- **Input**

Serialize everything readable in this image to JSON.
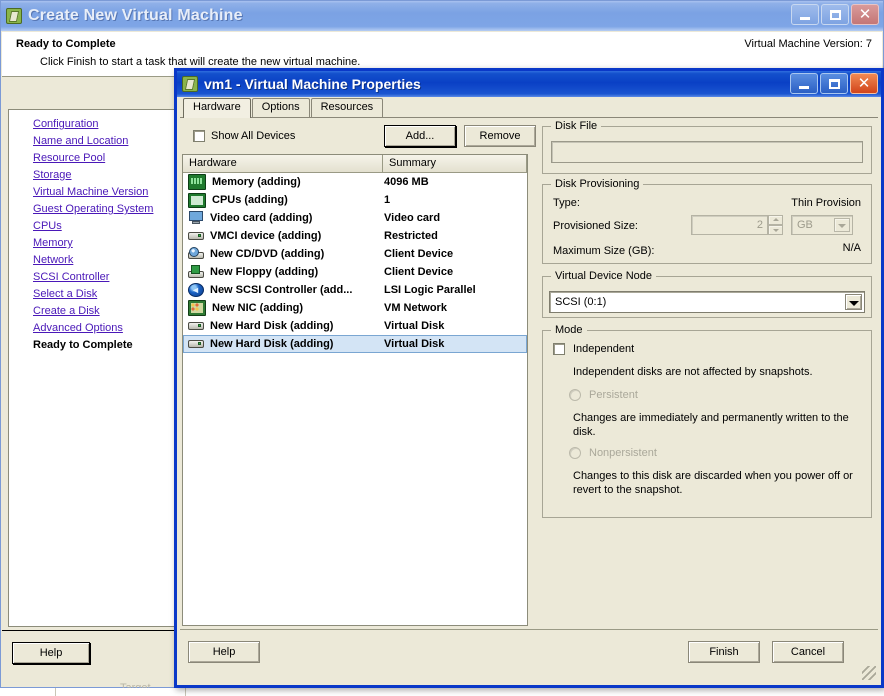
{
  "outer_window": {
    "title": "Create New Virtual Machine",
    "icon": "vm-app-icon",
    "controls": {
      "minimize": "_",
      "maximize": "□",
      "close": "✕"
    },
    "header": {
      "title": "Ready to Complete",
      "subtitle": "Click Finish to start a task that will create the new virtual machine.",
      "version_label": "Virtual Machine Version: 7"
    },
    "nav": {
      "items": [
        {
          "label": "Configuration",
          "current": false
        },
        {
          "label": "Name and Location",
          "current": false
        },
        {
          "label": "Resource Pool",
          "current": false
        },
        {
          "label": "Storage",
          "current": false
        },
        {
          "label": "Virtual Machine Version",
          "current": false
        },
        {
          "label": "Guest Operating System",
          "current": false
        },
        {
          "label": "CPUs",
          "current": false
        },
        {
          "label": "Memory",
          "current": false
        },
        {
          "label": "Network",
          "current": false
        },
        {
          "label": "SCSI Controller",
          "current": false
        },
        {
          "label": "Select a Disk",
          "current": false
        },
        {
          "label": "Create a Disk",
          "current": false
        },
        {
          "label": "Advanced Options",
          "current": false
        },
        {
          "label": "Ready to Complete",
          "current": true
        }
      ]
    },
    "footer": {
      "help_label": "Help"
    },
    "background_text": "Target"
  },
  "inner_dialog": {
    "title": "vm1 - Virtual Machine Properties",
    "icon": "vm-app-icon",
    "controls": {
      "minimize": "_",
      "maximize": "□",
      "close": "✕"
    },
    "tabs": [
      {
        "label": "Hardware",
        "selected": true
      },
      {
        "label": "Options",
        "selected": false
      },
      {
        "label": "Resources",
        "selected": false
      }
    ],
    "toolbar": {
      "show_all_devices_label": "Show All Devices",
      "show_all_devices_checked": false,
      "add_label": "Add...",
      "remove_label": "Remove"
    },
    "hardware_table": {
      "columns": [
        "Hardware",
        "Summary"
      ],
      "rows": [
        {
          "icon": "memory-icon",
          "name": "Memory (adding)",
          "summary": "4096 MB",
          "selected": false
        },
        {
          "icon": "cpu-icon",
          "name": "CPUs (adding)",
          "summary": "1",
          "selected": false
        },
        {
          "icon": "video-card-icon",
          "name": "Video card  (adding)",
          "summary": "Video card",
          "selected": false
        },
        {
          "icon": "vmci-device-icon",
          "name": "VMCI device (adding)",
          "summary": "Restricted",
          "selected": false
        },
        {
          "icon": "cd-dvd-icon",
          "name": "New CD/DVD (adding)",
          "summary": "Client Device",
          "selected": false
        },
        {
          "icon": "floppy-icon",
          "name": "New Floppy (adding)",
          "summary": "Client Device",
          "selected": false
        },
        {
          "icon": "scsi-controller-icon",
          "name": "New SCSI Controller (add...",
          "summary": "LSI Logic Parallel",
          "selected": false
        },
        {
          "icon": "nic-icon",
          "name": "New NIC (adding)",
          "summary": "VM Network",
          "selected": false
        },
        {
          "icon": "hard-disk-icon",
          "name": "New Hard Disk (adding)",
          "summary": "Virtual Disk",
          "selected": false
        },
        {
          "icon": "hard-disk-icon",
          "name": "New Hard Disk (adding)",
          "summary": "Virtual Disk",
          "selected": true
        }
      ]
    },
    "disk_file": {
      "legend": "Disk File",
      "value": ""
    },
    "disk_provisioning": {
      "legend": "Disk Provisioning",
      "type_label": "Type:",
      "type_value": "Thin Provision",
      "provisioned_size_label": "Provisioned Size:",
      "provisioned_size_value": "2",
      "provisioned_size_unit": "GB",
      "maximum_size_label": "Maximum Size (GB):",
      "maximum_size_value": "N/A"
    },
    "virtual_device_node": {
      "legend": "Virtual Device Node",
      "selected": "SCSI (0:1)"
    },
    "mode": {
      "legend": "Mode",
      "independent_label": "Independent",
      "independent_checked": false,
      "independent_desc": "Independent disks are not affected by snapshots.",
      "persistent_label": "Persistent",
      "persistent_desc": "Changes are immediately and permanently written to the disk.",
      "nonpersistent_label": "Nonpersistent",
      "nonpersistent_desc": "Changes to this disk are discarded when you power off or revert to the snapshot."
    },
    "footer": {
      "help_label": "Help",
      "finish_label": "Finish",
      "cancel_label": "Cancel"
    }
  }
}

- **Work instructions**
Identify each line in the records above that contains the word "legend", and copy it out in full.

- **Answer space**
      "legend": "Disk File",
      "legend": "Disk Provisioning",
      "legend": "Virtual Device Node",
      "legend": "Mode",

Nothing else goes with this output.